Mukilteo won’t need to order a new computer system to replace the one that crashed in April because it is still under warranty, according to an IT consultant.
The system’s manufacturer, Dell, has offered to replace all of the failed hard drives for free, as well as any others that may fail while under warranty. The replacement is worth about $25,000.
The city hired the company KDH Consulting Inc. of Lake Forest Park on June 18 to help get the city’s computer system back in operation and to recommend a replacement. Except, the company found out Monday, the city wouldn’t need to buy one after all.
“This is a great product,” said IT consultant Kris Harness. “It’s currently what they’re selling today.”
“Why should we spend another $24,000 plus when we already have the product that will do the job right here?”

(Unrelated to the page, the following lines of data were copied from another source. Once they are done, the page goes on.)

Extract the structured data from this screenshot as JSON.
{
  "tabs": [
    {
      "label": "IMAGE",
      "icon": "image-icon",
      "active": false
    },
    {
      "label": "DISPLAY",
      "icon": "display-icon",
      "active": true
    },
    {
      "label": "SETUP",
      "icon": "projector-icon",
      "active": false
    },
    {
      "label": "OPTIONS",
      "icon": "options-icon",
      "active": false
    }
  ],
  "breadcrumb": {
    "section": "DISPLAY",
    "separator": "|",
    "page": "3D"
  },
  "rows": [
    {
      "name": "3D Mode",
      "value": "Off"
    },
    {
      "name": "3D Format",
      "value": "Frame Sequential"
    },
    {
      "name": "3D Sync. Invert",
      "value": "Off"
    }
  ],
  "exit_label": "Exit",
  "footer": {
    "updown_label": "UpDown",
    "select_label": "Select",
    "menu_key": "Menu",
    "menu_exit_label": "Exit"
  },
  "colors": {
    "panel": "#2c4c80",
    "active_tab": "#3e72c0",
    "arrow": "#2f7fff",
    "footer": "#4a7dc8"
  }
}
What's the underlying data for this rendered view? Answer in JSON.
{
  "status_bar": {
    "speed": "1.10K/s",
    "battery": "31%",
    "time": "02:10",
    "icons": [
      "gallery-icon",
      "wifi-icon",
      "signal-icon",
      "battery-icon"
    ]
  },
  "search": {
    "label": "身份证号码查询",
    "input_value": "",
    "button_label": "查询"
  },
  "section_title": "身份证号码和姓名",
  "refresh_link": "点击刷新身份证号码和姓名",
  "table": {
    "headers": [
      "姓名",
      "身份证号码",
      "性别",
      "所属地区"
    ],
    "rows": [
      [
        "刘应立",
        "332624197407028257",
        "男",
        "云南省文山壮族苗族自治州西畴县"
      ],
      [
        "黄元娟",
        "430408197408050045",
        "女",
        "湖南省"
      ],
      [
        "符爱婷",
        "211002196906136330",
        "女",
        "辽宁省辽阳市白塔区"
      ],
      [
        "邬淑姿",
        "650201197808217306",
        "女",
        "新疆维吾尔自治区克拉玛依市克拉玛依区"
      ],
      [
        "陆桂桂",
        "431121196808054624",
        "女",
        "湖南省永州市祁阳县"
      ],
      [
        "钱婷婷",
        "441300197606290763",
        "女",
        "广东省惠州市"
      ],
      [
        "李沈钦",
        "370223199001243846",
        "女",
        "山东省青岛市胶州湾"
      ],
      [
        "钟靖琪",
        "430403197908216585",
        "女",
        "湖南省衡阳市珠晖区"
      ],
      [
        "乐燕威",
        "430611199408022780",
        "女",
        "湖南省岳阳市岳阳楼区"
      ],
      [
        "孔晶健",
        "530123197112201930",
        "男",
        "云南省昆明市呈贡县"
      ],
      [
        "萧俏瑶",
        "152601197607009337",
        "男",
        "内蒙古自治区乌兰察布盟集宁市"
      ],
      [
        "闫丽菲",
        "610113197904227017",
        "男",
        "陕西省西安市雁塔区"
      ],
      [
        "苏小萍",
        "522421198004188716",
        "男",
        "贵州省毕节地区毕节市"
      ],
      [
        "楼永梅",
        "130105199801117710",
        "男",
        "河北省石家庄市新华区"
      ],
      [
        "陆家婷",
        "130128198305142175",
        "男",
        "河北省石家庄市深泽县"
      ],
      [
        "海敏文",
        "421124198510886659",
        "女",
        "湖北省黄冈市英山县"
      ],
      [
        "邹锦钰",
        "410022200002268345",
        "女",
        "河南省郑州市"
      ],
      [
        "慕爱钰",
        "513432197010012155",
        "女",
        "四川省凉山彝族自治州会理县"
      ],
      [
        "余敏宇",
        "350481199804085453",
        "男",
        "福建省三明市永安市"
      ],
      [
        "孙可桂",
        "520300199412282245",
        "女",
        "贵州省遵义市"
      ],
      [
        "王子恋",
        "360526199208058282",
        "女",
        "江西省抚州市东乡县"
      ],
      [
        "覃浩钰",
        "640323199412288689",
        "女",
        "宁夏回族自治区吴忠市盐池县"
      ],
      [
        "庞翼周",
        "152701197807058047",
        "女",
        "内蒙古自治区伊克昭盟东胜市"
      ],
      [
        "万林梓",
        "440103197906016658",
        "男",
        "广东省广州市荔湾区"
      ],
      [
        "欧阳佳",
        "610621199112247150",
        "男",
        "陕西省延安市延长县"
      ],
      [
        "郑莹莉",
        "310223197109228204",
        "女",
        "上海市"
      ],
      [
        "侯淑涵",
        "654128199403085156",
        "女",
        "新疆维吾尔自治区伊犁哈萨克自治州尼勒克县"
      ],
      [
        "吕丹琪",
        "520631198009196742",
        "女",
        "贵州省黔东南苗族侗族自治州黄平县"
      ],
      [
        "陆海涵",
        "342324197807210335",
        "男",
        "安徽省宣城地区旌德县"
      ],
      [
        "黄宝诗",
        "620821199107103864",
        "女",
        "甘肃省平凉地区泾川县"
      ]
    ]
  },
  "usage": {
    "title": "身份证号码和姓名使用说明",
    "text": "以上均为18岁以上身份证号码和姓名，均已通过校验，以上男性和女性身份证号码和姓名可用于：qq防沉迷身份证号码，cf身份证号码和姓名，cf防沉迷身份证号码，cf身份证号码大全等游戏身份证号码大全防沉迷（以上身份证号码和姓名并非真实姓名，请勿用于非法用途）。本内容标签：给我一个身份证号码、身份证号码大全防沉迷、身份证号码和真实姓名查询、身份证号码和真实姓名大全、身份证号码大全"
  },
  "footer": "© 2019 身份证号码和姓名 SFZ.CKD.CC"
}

Finance Director Scott James has yet to calculate a new estimate for the replacement system, but he said it would be “substantially less” than the $171,500 originally thought. The estimate will include a new warranty, he said.
James, who oversees the IT department, said the city is also looking into upgrades and additional backups, including off-site backup. The current system does not have off-site backup.

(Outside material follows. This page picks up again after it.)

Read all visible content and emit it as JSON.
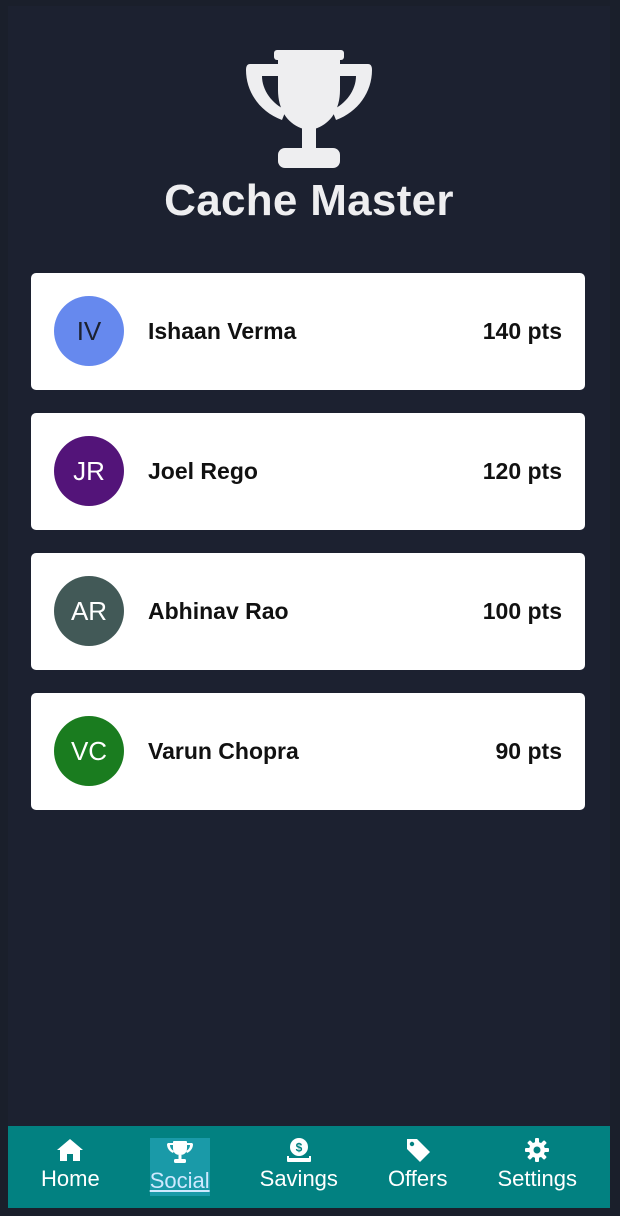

“We are happy that we did bring in the KDH company to do the in-depth look at our system and get a more in-depth knowledge of the system that we have,” James said.

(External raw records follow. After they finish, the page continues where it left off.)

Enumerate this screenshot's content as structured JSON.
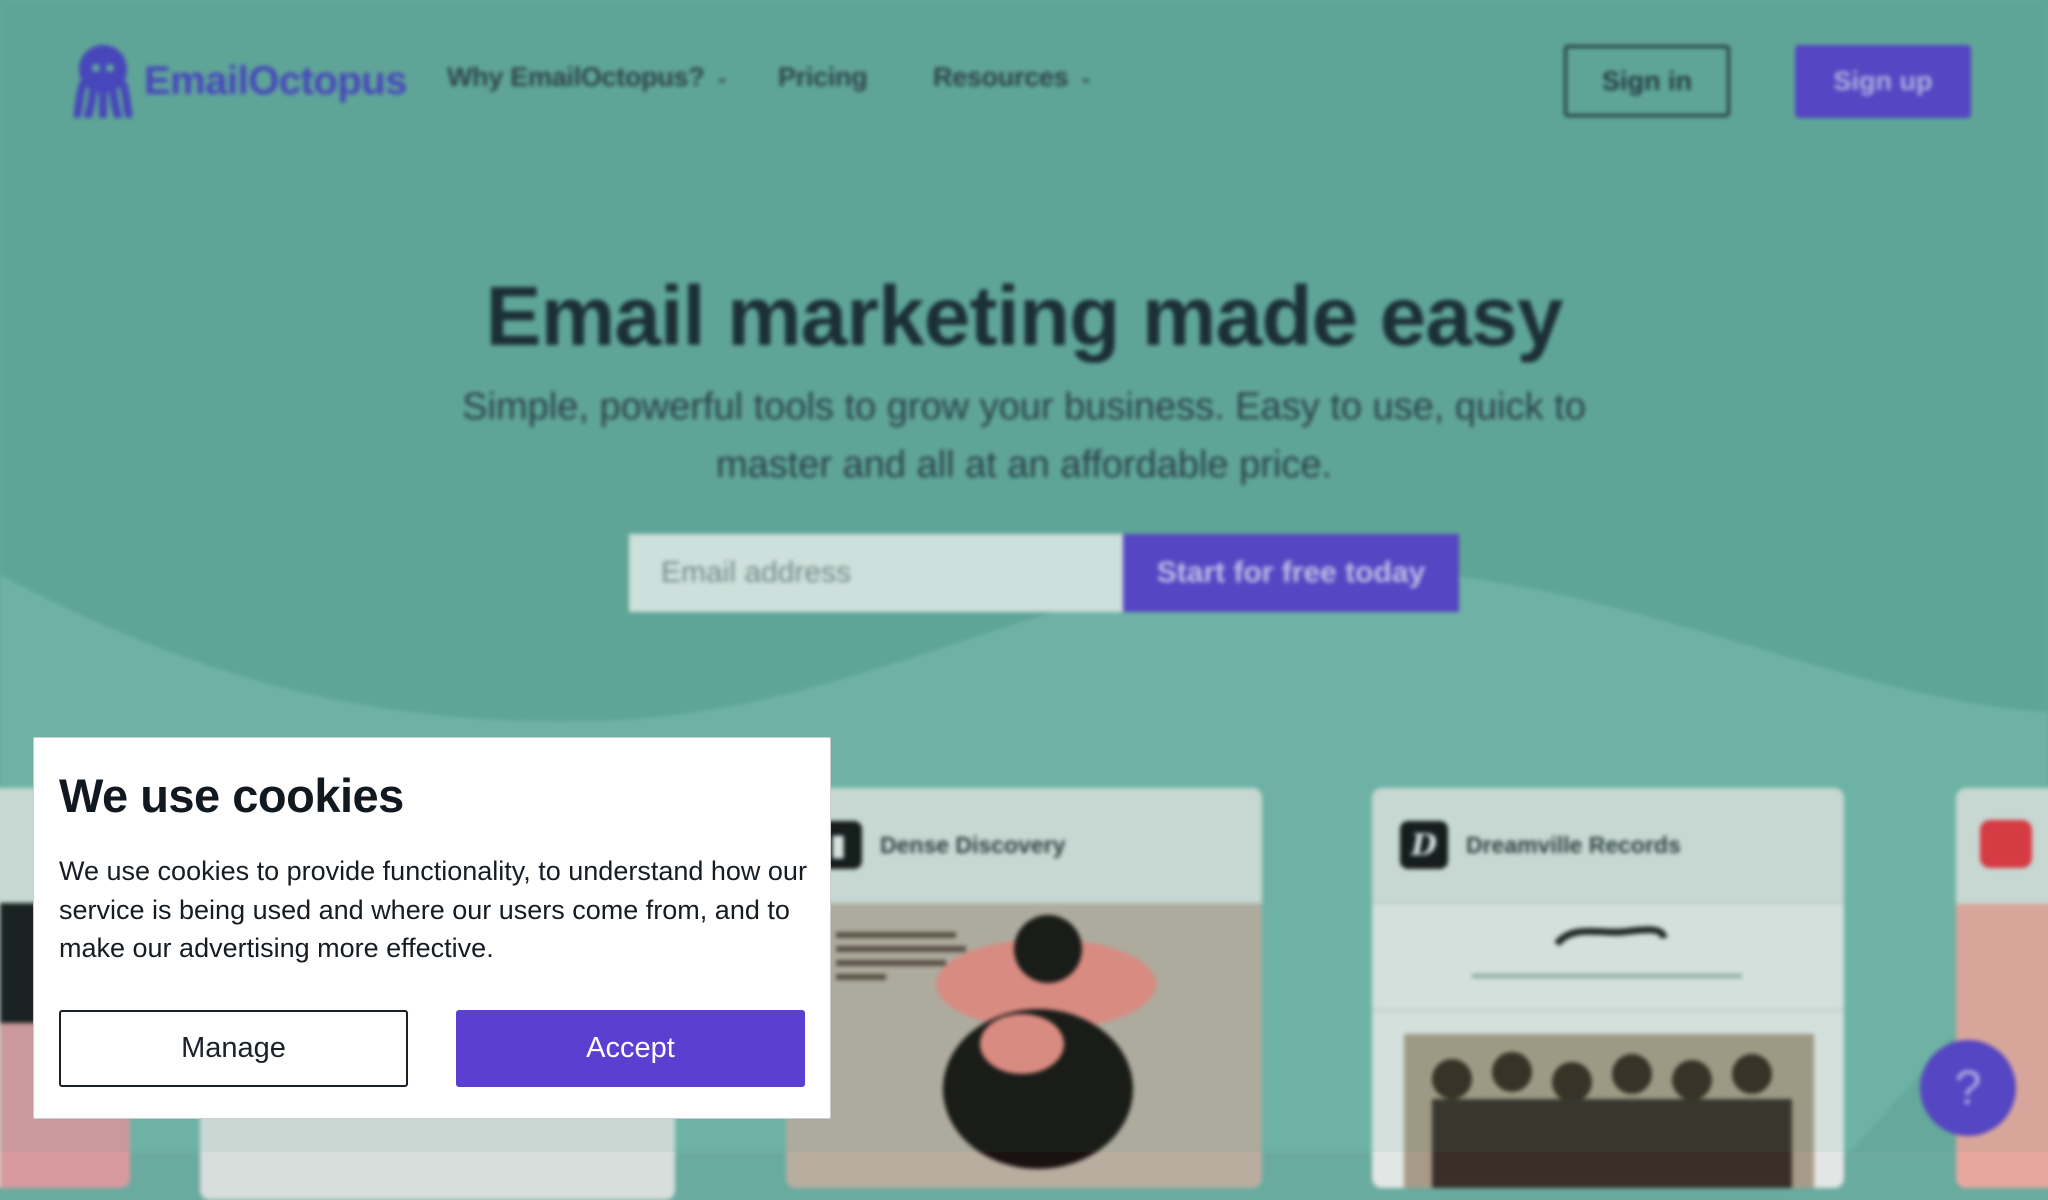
{
  "nav": {
    "brand": "EmailOctopus",
    "links": [
      {
        "label": "Why EmailOctopus?"
      },
      {
        "label": "Pricing"
      },
      {
        "label": "Resources"
      }
    ],
    "sign_in": "Sign in",
    "sign_up": "Sign up"
  },
  "hero": {
    "title": "Email marketing made easy",
    "subtitle": "Simple, powerful tools to grow your business. Easy to use, quick to master and all at an affordable price.",
    "email_placeholder": "Email address",
    "cta": "Start for free today"
  },
  "cards": [
    {
      "name": "Dense Discovery",
      "icon": "dense-discovery-logo"
    },
    {
      "name": "Dreamville Records",
      "icon": "dreamville-logo"
    }
  ],
  "help": {
    "label": "?"
  },
  "cookie": {
    "title": "We use cookies",
    "body": "We use cookies to provide functionality, to understand how our service is being used and where our users come from, and to make our advertising more effective.",
    "manage": "Manage",
    "accept": "Accept"
  },
  "colors": {
    "brand": "#5a3fc9",
    "background": "#6aab9f",
    "dialog": "#ffffff"
  }
}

The consultant has also been working to upgrade or replace the working parts of the city’s system and to secure the network. The city has paid $5,000 for its consulting services.
“KDH helped us get to know what our system really has and see if there were some things we could do differently to make it more efficient,” James said.
“They are now getting it back on line and functioning like it really should be.”
Numerous hard drives and backups failed on April 4, resulting in the loss of about 1.5 terabytes of data.
Eventually, most of the data was recovered, including its financial system, criminal evidence photos, audio recordings and grant information, at a cost of about $36,000.
Harness said the crash was likely due to a lack of monitoring – not a cooling system failure in the server room, as IT staff previously reported.
“There was nothing to indicate that heat was an issue,” he said.
However, he said a system had been set up to give email notifications to staff if drives started to fail – and there were many of them – but those notifications weren’t monitored.
The email notifications were going to the inbox of a former employee, Harness said. That inbox was not checked, and so the failures went unnoticed for months, he said.
“There were catastrophic failures, and there were multiple areas where it could have been prevented, and should have been prevented,” Harness said.
Mayor Joe Marine recently fired the city’s IT manager, Dave Varga, following the system crash. Marine said Varga was terminated because “there were too many failures on his watch to keep him.”
“We’ve come to find out that it wasn’t a system failure as much as it was his failure to not monitor it,” Marine said. “If he had, we could have replaced the first drive and not had a problem at all.”
James said that from now on, with the replacement system, he, other IT staff, and the city administrator would get the notifications.
He said the city has hired a desktop support technician, but that it is looking into contracting out other IT services.
“We’re not racing to get something in place,” James said. “We’re taking our time, doing our research. We’re looking for a long-term fix, not a quick fix.”